And then the postman called, and a large brown envelope bounced onto the doormat containing my subscription copy of Mslexia, a well respected British literary magazine by and for women. I always enjoy leafing through so I ripped the thing open... and out popped a cheque.

Oh, I thought. Has there been a problem with my subscription? Have I overpaid?

Not so. When I looked at the fiction section I discovered, to my absolute joy and amazement, that they've published a short story of mine. The piece, which is untitled, is a modern parable on the subject of bricks and mortar, told in only 150 words, which was quite a challenge in itself. I've been sending stories to this magazine for years because it's so well respected (and because I like it, dammit), but I never, ever thought my work would find its way onto their pages. As you can imagine, I'm somewhat excited (aka hyperventilating) to be proved wrong.

You can find full details on how and where to buy copies of the magazine (including a list of stockists if you don't want the bother of sending off for one) on their online subscriptions page. The magazine is usually stuffed with interesting, valuable and sensible articles on the subject of womens' writing, as well as a selection of new writing. In this case, it's poetry as they're showcasing the winners of their recent poetry competition, but one flash story appears in every issue regardless.

If you do decide to buy a copy of the magazine, my story is on page 30. And that's Issue 42, by the way. I had to use a picture of the previous edition because they haven't quite finished updating their website yet!

Wednesday, July 01, 2009

Published today...

The Pygmy Giant, the online magazine which published Fish Out of Water a few weeks ago, has just posted another of my flash stories. This one is called Lovers' Lane and it's a dark, almost vicious tale of the fallout from an affair, set in a town centre car park.

Believe it or not, the story is based on something that happened in my past life. Nope, not the affair, but the description of the car park. You'd be amazed where writers end up sometimes - and where they find inspiration for their work. ;)

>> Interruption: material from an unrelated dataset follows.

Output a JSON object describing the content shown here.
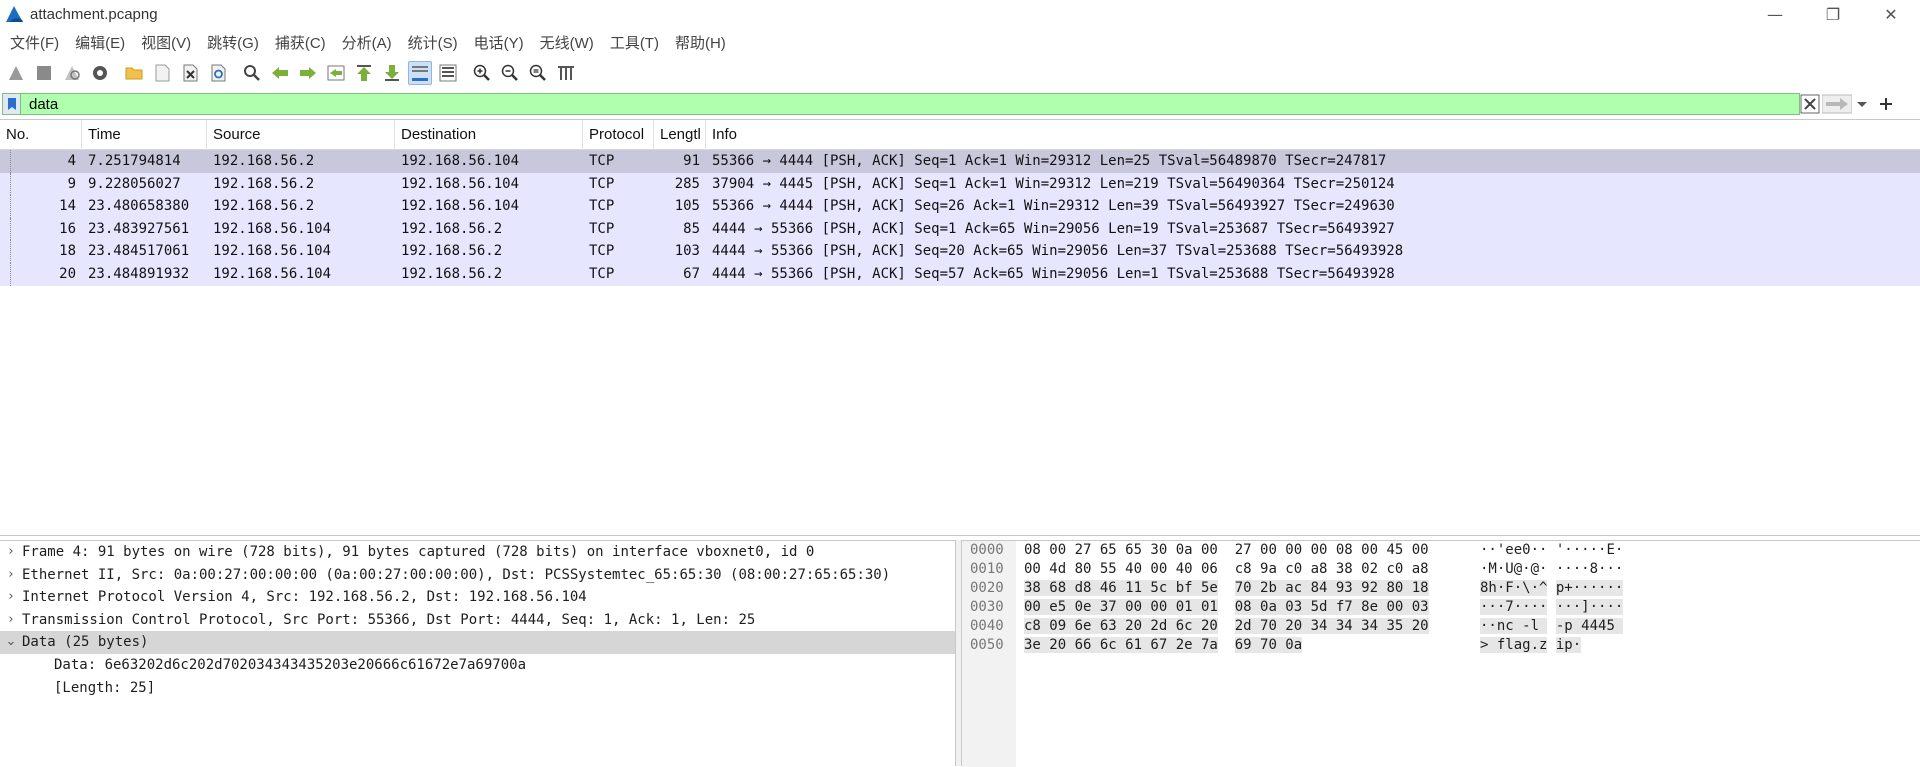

Anyway, you can read the story here and I hope you enjoy it, even if it is a little on the dark side.